When we talk about sustainable living, we are challenging hundreds of years of institutionalised and practised understanding of what is a good life. For decades, our society constructed that you have succeeded if you own a big car, if you fly to distant lands on holidays, if you have a big house, etc. Suddenly, we are telling people to reverse course -not only because the planet cannot support this version of consumerism as the good life for everyone, but also because we’ve seen very clearly that these ‘success criteria’ are causing distress and are negatively impacting our wellbeing. Reversing this momentum is hard, but we must realise that we cannot continue going forward with the current direction. Although we are talking about changing consumption patterns and lifestyles, a radical change at such scale cannot be left to individuals alone. Governments, businesses and institutions – custodians of our norms and culture – must play leading roles in order to see any meaningful and timely results.
There are two things that combine well in engineering the transition: choice editing and social innovation.

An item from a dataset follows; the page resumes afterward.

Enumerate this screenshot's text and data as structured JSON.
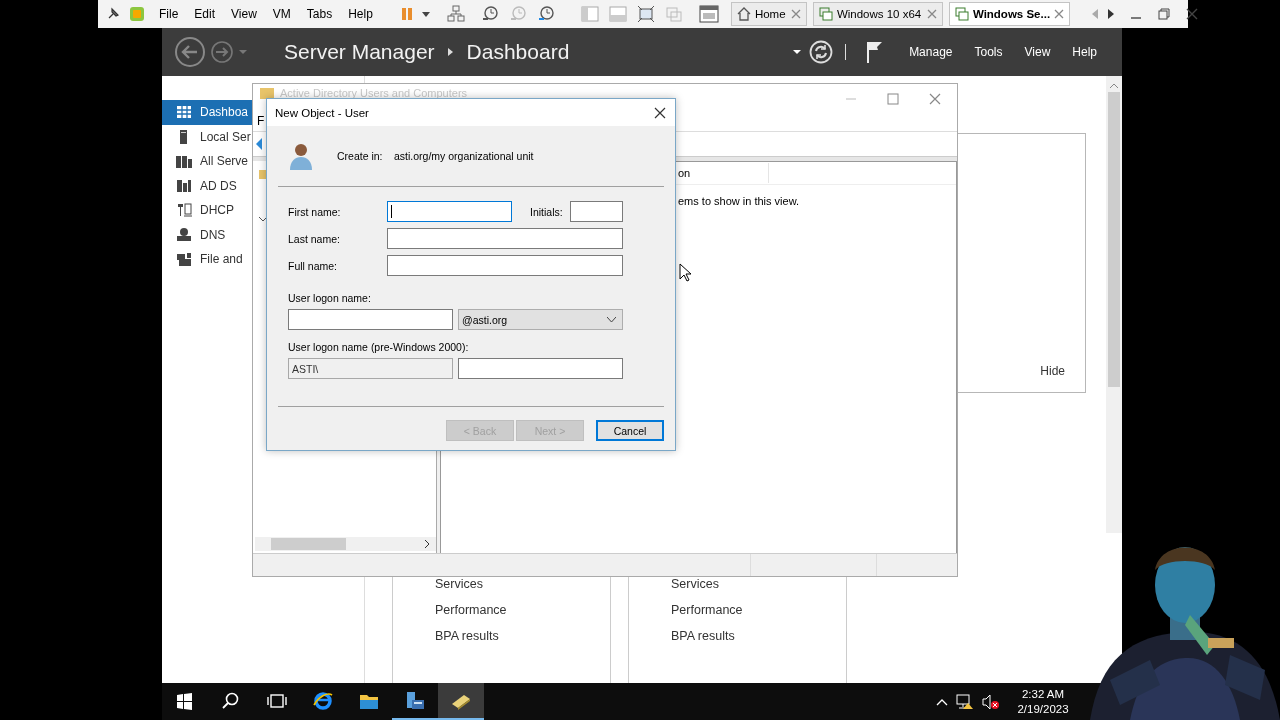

Choice editing is about removing the harmful consumption options in society. What needs to leave? Fossil fuel cars, excessive meat consumption, any individual consumption that burns up the environmental budget of tens of millions of people. Some sectors, such as energy and agriculture are priority areas for which we need to immediately remove harmful market options. All the perverse incentives from basic areas of everyday living – housing, food, health – driving speculation would need to go.
To avoid it being all about losing or reductions, choice editing should be combined with innovation. Social innovation doesn’t mean green products, or green technology – we need to stop looking at the market as the only solution and find ways of supporting our wellbeing without taking out our credit cards or fidgeting with electronic toys. In this case, a care-centred economy is a useful example of a lens, as are community-based initiatives.
As governments and businesses are not responding as fast as the climate emergency demands, while doing our bit as citizens we all need to become strong sustainability advocates. The real power of citizens could be harnessed in showing that the masses still hold the decision for the overall direction of where our society should go. Citizens, if collectively organised, could still command authority for what future we want. But we must avoid individualism and consumer scapegoatism.
What are your thoughts on this? React and engage via Twitter @SCORAI_net or submit a blog post for consideration to email@example.com.
Lewis Akenji was previously Executive Director of SEED and is a former Director for Sustainable Consumption and Production at the think-tank IGES (Institute for Global Environmental Strategies). His interests are in the intersection between societal living and environmental sustainability.
More resources to explore the issue:
Lewis Akenji et al. (2021). 1.5-Degree Lifestyles: Towards A Fair Consumption Space for All. Hot or Cool Institute, Berlin.
Tim Jackson (2021). Post Growth: Life After Capitalism. Polity
Peter Newell, Freddie Daley and Michelle Twena (2021). Changing our ways? Behaviour change and the climate crisis. The report of the Cambridge Sustainability Commission on Scaling Behaviour Change.
The Wellbeing Economy Alliance. Wellbeing Economy Policy Design Guide: How to design economic policies that put the wellbeing of people and the planet first.
UNEP Emissions Gap Report 2020. Chapter 6: Bridging the gap – the role of equitable low-carbon lifestyles. UNEP
Mark Swilling et al. (2018). The Weight of Cities: Resource Requirements of Future Urbanization. Report by the International Resource Panel.
This article gives the views of the author(s), and not the position of Earth4All or its supporting organisations.